The primary borrower is always responsible for the debt if he or she has signed a valid lending agreement. It would seem logical that if the lender required the primary to have a cosigner and the named person refused to take on that responsibility then the transaction would not occur.
Yes, the cosigner can sue the primary borrower if they can prove the money paid on the exisitng loan was a loan to the borrower and the person had knowledge of and agreed to the action.
Yes, a person with bad credit can get a cosigner for a mortgage. The cosigner will have to have excellent credit and must go into the office to sign papers to become a cosigner.
Every person should refinance their mortgage after five years.
No they can not because then the cosinger can report te car being stolen. YES YOU CAN AS LONG AS YOU ARE THE PRIMARY OWNER OF THE VEHICLE. THE COSIGNER IS JUST A PERSON WHO HAS MADE AN AGREEMENT WITH THE BANK THAT IF FOR SOME REASON YOU SHOULD DEFAULT ON THE LOAN THE BANK CAN PURSUE THE COSIGNER. BECAUSE THE COSIGNER PRESUMABLY HAS BETTER CREDIT AND STRONGER WORK HISTORY, THUS THE ABILITY TO REPAY THE LOAN. OF COURSE YOU HAVE TO BE OF AGE AND FOLLOW ALL OF THE LAWS WHEN DRIVING.

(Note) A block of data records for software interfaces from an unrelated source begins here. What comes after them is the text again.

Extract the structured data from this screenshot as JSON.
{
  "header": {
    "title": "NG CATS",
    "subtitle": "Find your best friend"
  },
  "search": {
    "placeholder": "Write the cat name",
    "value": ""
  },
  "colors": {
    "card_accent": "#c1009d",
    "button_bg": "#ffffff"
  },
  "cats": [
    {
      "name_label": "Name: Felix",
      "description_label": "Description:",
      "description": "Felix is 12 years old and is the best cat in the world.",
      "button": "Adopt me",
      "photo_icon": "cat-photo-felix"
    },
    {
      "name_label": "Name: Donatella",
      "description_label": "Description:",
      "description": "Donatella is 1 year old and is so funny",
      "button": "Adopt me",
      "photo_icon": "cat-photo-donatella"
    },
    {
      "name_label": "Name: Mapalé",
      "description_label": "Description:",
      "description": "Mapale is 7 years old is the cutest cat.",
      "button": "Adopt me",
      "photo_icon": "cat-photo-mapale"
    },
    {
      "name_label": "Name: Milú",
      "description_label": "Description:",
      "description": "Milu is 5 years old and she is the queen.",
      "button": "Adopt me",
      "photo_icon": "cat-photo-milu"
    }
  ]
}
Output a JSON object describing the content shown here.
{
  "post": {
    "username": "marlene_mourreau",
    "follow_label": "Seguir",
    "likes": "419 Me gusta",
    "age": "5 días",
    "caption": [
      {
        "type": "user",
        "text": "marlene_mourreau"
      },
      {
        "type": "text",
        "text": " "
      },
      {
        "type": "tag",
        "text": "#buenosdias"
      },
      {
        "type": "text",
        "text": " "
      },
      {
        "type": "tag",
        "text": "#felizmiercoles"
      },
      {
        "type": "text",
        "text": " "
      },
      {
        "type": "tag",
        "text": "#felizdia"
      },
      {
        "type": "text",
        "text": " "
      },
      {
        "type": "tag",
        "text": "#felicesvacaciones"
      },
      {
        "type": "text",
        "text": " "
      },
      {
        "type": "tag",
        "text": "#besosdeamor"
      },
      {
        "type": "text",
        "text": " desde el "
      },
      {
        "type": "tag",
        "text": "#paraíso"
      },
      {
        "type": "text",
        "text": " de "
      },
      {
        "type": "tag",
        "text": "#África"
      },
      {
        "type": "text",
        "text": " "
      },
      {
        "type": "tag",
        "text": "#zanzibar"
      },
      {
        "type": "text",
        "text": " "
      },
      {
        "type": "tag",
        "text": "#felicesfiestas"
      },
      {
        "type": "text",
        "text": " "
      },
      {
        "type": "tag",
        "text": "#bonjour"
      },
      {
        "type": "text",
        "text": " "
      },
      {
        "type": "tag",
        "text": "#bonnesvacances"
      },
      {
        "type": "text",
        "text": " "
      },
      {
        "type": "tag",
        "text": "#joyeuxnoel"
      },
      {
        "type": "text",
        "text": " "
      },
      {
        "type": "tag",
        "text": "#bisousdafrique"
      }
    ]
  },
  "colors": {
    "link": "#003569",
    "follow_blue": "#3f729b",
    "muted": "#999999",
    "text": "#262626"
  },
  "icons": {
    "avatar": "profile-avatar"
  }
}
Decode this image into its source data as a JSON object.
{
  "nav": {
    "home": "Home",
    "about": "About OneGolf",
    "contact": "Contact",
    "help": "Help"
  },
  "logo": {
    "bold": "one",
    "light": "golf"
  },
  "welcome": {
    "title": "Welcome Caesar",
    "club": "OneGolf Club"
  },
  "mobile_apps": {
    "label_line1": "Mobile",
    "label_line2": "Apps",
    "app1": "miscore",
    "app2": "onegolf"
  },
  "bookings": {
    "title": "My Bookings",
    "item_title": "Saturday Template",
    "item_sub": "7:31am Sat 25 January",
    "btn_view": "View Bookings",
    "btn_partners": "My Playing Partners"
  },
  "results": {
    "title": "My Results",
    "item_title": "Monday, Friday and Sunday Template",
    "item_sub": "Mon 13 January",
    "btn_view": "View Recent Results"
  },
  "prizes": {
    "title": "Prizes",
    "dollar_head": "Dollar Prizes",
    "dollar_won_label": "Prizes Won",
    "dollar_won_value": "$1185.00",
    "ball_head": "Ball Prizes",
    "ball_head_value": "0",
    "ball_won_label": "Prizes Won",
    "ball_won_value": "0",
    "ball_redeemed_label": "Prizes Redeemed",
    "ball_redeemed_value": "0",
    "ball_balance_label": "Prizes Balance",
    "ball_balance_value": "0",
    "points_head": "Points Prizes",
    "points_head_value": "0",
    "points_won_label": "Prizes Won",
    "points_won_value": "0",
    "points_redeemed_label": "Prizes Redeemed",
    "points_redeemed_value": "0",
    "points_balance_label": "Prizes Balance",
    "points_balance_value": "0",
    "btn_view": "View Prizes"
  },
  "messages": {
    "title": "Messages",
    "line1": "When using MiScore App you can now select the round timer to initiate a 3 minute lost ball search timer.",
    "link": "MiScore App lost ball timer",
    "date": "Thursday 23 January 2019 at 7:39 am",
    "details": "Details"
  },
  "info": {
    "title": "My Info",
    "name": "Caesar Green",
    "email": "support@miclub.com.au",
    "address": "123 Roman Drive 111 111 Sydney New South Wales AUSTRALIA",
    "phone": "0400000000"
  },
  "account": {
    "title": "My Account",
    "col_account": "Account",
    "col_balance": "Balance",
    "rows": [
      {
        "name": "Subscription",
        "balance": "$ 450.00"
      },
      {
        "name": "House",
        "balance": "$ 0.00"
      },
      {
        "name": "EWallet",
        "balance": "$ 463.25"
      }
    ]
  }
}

It can be easier if you use their credit by putting them on title on the home and use there credit, however they will be responsible for the loan and be on title as at least a part owner. If you use another persons credit to do a refinance, the other person must in most title states be put on title and will be responible for the loan even if you both sign which you would have to do.
Many people cosign a loan for property they don't own. Many are uninformed of the consequences of cosigning. They don't realize they are agreeing to be completely responsible for a loan for property that belongs to someone else. If the primary borrower defaults on the loan and the cosigner must make the payments, the cosigner has no automatic right to the property.
Yes, because then they have a vested interest in the property, whereas a cosigner usually has no legal rights to the vehicle and is only agreeing to assume the debt if the primary borrower defaults on the contract.
The cosigner's credit isn't affected one ioto unless the person who was responsible for the loan payments defaulted, then and if the cosigner also defaulted. In other words, just being a cosigner does not affect ones credit ratings.
No, the primary borrower would need to refinance the vehicle in their name only or with a different co-signer. Person's who agree to being a co-signer usually do so with good intentions of helping out family members or friends. Unfortunately it often turns out badly with the co-signer getting "stuck" with the debt and problems with their personal credit.
Yes. Be aware that the cosigner is the person whom the bank will go after 2nd if the primary signer defaults on payment. If this person cannot afford to have 2 different banks come after them, then they should not sign on 2 loans. So hopefully this consigner trusts both people to make their payments.